Hi, I’m Ben.

The opening of a new tab

When I was wandering around the Wunderlist office two weeks ago, I observed several people opening new tabs in their browser. Some of them had these customized pages showing the weather, time, location or  wise phrases from an even wiser person.

I did a search, but couldn’t find any stats on how often people actually open a new tab in their browser, but I assumed it is somewhere around “a lot”. Opening a new tab seems like a very frequent action when people are in front of a computer. It’s also an action that doesn’t seem to cost people any cognitive energy. It feels natural to the situation while sitting in front of a screen with a browser open.

All the custom pages I saw people using around the office looked pretty, but while showing some sort of real-time information, they felt very static and almost “dumb”. I thought “Why not build something more useful and more functional when you have the ability to add logic to the ‘new tab’ page?”

There’s a beauty in the immediacy of pen and paper, which is still, believe it or not, the number one tool for people to get stuff done. No matter how hard software tries to eat the world.

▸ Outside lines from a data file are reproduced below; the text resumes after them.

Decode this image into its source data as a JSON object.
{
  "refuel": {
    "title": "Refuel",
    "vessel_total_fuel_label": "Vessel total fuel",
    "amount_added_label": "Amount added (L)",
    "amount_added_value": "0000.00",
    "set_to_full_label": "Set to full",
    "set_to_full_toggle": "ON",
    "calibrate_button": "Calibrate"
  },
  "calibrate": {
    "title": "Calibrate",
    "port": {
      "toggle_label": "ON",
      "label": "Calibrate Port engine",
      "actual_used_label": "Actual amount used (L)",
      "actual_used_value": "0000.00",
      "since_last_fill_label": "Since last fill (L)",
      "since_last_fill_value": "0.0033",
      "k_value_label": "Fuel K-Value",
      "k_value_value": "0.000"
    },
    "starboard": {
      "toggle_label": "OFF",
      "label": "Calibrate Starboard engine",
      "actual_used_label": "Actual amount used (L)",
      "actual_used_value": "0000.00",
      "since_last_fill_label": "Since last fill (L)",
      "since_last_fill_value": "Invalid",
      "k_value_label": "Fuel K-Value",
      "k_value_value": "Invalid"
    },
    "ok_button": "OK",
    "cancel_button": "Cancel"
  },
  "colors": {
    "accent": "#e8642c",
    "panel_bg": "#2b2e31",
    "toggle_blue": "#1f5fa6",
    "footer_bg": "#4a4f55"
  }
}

When you’re building a service that helps millions of people get stuff done, it’s not as easy of a job as one might think. Although everyone has stuff to do in their lives, not a lot of people feel the need to organize or even manage those things in a structured way—usually because it feels like “work”. One way to change that is making the tools more ubiquitous, bring them closer to the user and make using them feel effortless.

These observations stuck with me for a while. And while I wandered and brainstormed, one idea struck and excited me quite a bit: What if we would build a super lightweight version of Wunderlist right into the new tab page?

I coded a front-end prototype of what I had in mind. Thanks to Marvin and Raymond, the prototype became functional very quickly, and the week after, we introduced Wunderlist New Tab to the world.

The purpose is simple. Whenever you have an idea you don’t want to forget or thought of something you want to do, it’s just a simple click or shortcut away to note it down. At the same time, whenever you open a new tab, you’re able to view all the other stuff you want or have to do—and check them off with a click.

Three actions: new tab, add and complete. That’s probably the closest you can get to “grab a piece of paper, write, and check off”. Now, when you combine it with the power of the Wunderlist platform, everything you add to the New Tab will automatically sync across all your devices, no matter where you are.

One thing myself and a lot of other people at Wunderlist spend a lot of time with is thinking about how we can bring the service even closer to people, make the interface even simpler and the interactions as immediate and natural as possible. I strongly feel New Tab has the sort of magic that could get us closer to this goal and that, more than anything, is what really excites me.